Factors significantly associated with mortality (
According to stepwise multivariable logistic regression analysis using these seven potential variables, in-hospital mortality was independently associated with admission diagnosis of LRI, history of hip fracture, admission systolic blood pressure less than 100 mmHg, and admission serum creatinine greater than 1.5mg/dl (Table 2).
In our series, in-hospital mortality was noted in approximately one tenth of patients who were admitted to acute care hospital for management of LTCF-acquired infectious diseases. Mortality was independently associated with diagnosis of LRI, history of hip fracture, hypotension and renal dysfunction at admission. Our rate of mortality (11.5%) was similar to that of another study (16%), in which the mortality from all infectious diseases including minor febrile episodes was analyzed in LTCF . Our findings of a modestly lower rate of mortality was unexpected because our study patients, who were admitted and cared for in an acute care hospital, were supposed to represent the higher risk groups for mortality.

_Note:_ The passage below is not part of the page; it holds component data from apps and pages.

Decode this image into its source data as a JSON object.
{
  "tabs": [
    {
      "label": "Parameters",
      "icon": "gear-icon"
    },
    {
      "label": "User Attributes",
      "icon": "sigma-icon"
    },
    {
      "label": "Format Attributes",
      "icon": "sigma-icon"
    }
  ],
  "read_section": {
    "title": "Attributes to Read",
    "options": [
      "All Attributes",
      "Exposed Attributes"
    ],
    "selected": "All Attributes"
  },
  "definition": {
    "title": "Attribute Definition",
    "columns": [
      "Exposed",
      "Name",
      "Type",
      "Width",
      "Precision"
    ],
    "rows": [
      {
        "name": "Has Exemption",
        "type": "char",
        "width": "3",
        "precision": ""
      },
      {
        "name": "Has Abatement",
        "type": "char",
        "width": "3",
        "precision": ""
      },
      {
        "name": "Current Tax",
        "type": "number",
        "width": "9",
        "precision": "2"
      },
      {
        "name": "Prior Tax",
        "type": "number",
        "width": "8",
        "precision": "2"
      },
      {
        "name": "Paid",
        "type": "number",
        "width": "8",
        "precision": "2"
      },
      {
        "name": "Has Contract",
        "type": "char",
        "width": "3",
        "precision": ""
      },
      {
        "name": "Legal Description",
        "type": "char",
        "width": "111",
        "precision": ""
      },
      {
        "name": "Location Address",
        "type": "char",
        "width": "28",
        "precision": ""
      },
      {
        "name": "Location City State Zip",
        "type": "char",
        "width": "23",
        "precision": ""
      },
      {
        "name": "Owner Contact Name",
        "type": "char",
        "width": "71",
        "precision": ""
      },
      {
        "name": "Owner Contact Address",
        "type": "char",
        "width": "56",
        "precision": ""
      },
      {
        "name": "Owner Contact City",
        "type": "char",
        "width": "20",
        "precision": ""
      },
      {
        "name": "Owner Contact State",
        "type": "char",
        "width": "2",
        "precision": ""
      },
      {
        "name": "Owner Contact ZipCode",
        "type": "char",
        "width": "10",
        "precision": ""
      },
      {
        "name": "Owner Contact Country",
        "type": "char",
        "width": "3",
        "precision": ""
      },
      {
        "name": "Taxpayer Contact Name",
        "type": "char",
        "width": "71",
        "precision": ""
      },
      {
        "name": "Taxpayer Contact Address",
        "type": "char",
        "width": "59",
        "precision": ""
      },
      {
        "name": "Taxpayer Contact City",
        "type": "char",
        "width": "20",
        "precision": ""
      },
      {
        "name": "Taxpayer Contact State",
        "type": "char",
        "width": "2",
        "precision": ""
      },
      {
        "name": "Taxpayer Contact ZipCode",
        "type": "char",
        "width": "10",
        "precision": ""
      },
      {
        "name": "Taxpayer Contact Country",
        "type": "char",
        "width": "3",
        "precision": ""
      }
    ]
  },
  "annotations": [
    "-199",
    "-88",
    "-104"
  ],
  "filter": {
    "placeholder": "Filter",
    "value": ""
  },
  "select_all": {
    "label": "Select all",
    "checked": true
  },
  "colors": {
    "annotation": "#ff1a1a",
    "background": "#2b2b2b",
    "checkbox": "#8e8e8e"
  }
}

However, reports of results similar to our findings were also observed from another study.
In our study, in-hospital mortality was independently associated with diagnosis of LRI, history of hip fracture, hypotension and renal dysfunction at admission. Similarly, a recent study in elderly residents of LTCF reported that pneumonia is a leading cause of death among infectious diseases . Other studies have shown that hypotension and renal failure at admission can predict in-hospital mortality from community-acquired pneumonia in elderly patients in general . Furthermore, history of hip fracture has been previously shown to predict higher mortality in 6 months to 3 years after date of fracture itself [22,21,23]. These results seem generalizable to other healthcare systems outside of Japan because almost all developed countries now face similar trends for aged society as Japan.
Fever a is common reason for acute care hospitalization in elderly residents of LTCF. Frequently, the infectious source is obscure at initial presentation in many LTCF patients; which may be due, in part, to empiric use of antibiotics for broad coverage of respiratory and urinary tract infections. Our findings showed the importance of investigating the specific infectious focus in terms of prognostic prediction since LRI suggested worse prognosis but urinary tract infection better.
The main limitation of our study is that the analysis focused on hospitalized patients which could have referral bias, although mortality rate was not much different between our study and other studies involving residents who had acquired infectious diseases in LTCF. Another limitation is its limited sample size, which may have contributed to the lack of statistical power to show other potentially significant variables for predictors of mortality. For example, Grant and colleagues had indicated that male gender, low blood hemoglobin, and low serum cholesterol were predictors for overall mortality in elderly [18,24] and Walter and colleagues had recently reported six independent risk factors for one year mortality in elderly acute hospitalized inpatients: congestive heart failure, cancer, chronic renal failure, low serum albumin and dependent ADL .
Infectious diseases, which were acquired in LTCF and treated in acute care hospital, may cause in-hospital deaths in approximately one tenth of cases. Risk factors for mortality included diagnosis of LRI, history of hip fracture, hypotension and renal dysfunction at admission. Clinicians should be aware of these clinical variables because it could aid them in providing prognostic information for patients and caregivers, and also in making ethical decision such as introducing palliative care. The evaluation of fever for infectious focus is especially warranted . The results of this study should be validated in other settings, especially outside of Japan.
Yasuharu Tokuda, MD, Division of General Internal Medicine, Department of Medicine, Okinawa Chubu Hospital, Gushikawa City, Okinawa 904-2293, Japan. TEL 81-98-973-4111 FAX 81-98-974-5165 Email: firstname.lastname@example.org